The iBook gets cutesy with the ability to add colorized illustrations — a feature not available on the Kindle (nor any color, for that matter, although artwork is visible). It also has a novel page-turning ability that allows readers to flip pages from the corners or by tapping the screen.

Turning pages on the Kindle is done with buttons on either side of the device. I’ve found page-turning easy on both units, although after using an iPad, I tend to want to use my fingers on the Kindle screen rather than the buttons.

The user interfaces also differ dramatically. The Kindle’s GUI is easy to use but not as easy as the iPad’s iBook app — the iBook boasts a digital bookshelf that allows you to switch from one book to another on sight without losing your place. The Kindle also saves places when reading, but I have to scroll through my current list of downloads before I am able to find the book I’m looking for. The iBook is quicker to open downloads and turn pages, but only by seconds.

Finally, the Kindle’s battery life is far superior to the iPad. With wireless turned off, I get about two weeks of reading versus the touted 10-hour battery life on the iPad. This is especially useful when traveling, as I don’t have to pack a power cable for the Kindle.

When it comes to handling, the Kindle’s size (8″ x 5.3″ x 0.36″) makes it easier to hold, as opposed to the more unwieldy iPad, which weighs in at 9.7 inches. I find I need to prop the iPad up to read on it, whereas the Kindle is much more comfortable in-hand.

Final word

In terms of which device is a better e-book reader, it all comes down to how you want to use the device and personal preference. I have to give the Kindle an advantage for its easily readable screen, long battery life, and significantly lower cost. But, the iPad clearly outperforms the Kindle with its touch-screen interface, page-turning speed, and capabilities beyond being an e-book reader.

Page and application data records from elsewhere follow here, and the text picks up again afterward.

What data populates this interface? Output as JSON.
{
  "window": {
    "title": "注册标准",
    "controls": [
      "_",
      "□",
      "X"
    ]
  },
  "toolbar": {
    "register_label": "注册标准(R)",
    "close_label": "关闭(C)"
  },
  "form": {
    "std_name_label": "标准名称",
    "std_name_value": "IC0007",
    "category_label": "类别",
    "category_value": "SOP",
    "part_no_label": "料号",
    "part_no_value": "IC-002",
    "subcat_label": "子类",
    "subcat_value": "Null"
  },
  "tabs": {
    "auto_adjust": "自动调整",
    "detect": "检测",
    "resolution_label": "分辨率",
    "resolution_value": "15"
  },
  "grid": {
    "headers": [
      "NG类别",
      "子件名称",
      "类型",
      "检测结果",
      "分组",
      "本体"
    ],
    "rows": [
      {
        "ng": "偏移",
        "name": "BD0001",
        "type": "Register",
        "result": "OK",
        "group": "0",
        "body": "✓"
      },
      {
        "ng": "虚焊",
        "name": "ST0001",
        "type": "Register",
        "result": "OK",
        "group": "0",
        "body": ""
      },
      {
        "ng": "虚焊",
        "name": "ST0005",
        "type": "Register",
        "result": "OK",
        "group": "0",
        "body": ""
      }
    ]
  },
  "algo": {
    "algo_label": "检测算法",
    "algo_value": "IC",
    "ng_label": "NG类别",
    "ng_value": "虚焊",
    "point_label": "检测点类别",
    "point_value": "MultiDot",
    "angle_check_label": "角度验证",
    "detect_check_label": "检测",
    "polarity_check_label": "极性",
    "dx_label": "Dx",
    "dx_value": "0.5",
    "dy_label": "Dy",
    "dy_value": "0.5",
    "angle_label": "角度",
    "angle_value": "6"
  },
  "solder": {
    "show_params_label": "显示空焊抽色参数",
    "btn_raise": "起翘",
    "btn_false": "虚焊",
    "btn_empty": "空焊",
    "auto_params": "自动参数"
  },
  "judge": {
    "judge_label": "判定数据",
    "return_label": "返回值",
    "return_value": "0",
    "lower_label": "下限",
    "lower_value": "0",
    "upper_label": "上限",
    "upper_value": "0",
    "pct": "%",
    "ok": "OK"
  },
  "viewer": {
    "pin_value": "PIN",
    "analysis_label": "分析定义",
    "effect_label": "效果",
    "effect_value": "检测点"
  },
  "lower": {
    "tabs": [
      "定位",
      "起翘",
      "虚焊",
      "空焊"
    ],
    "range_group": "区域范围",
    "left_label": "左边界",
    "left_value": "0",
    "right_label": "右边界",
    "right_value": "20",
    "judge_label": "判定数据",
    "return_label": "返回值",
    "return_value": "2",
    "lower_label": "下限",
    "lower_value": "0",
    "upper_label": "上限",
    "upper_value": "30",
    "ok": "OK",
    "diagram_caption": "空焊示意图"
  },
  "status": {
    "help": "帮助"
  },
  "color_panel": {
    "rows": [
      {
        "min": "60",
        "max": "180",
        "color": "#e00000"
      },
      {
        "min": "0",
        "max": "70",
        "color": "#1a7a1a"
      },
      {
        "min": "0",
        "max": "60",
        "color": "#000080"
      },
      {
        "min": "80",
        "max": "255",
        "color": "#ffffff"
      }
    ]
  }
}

If you want a device that will be used solely as a reader, the Kindle provides the best bang for your buck; but, if it’s a tablet PC experience you seek (including social media capabilities, Web browsing, video, and email), the Apple iPad is the one you want.

Related TechRepublic resources

Where the geeky things are
Need a break from the daily grind? Then sign up for TechRepublic’s Geekend newsletter, delivered each Friday. You’ll receive off-topic chatter about all things geeky, including science fiction, movies, gaming, books, space, gadgets, and more. Automatically subscribe today!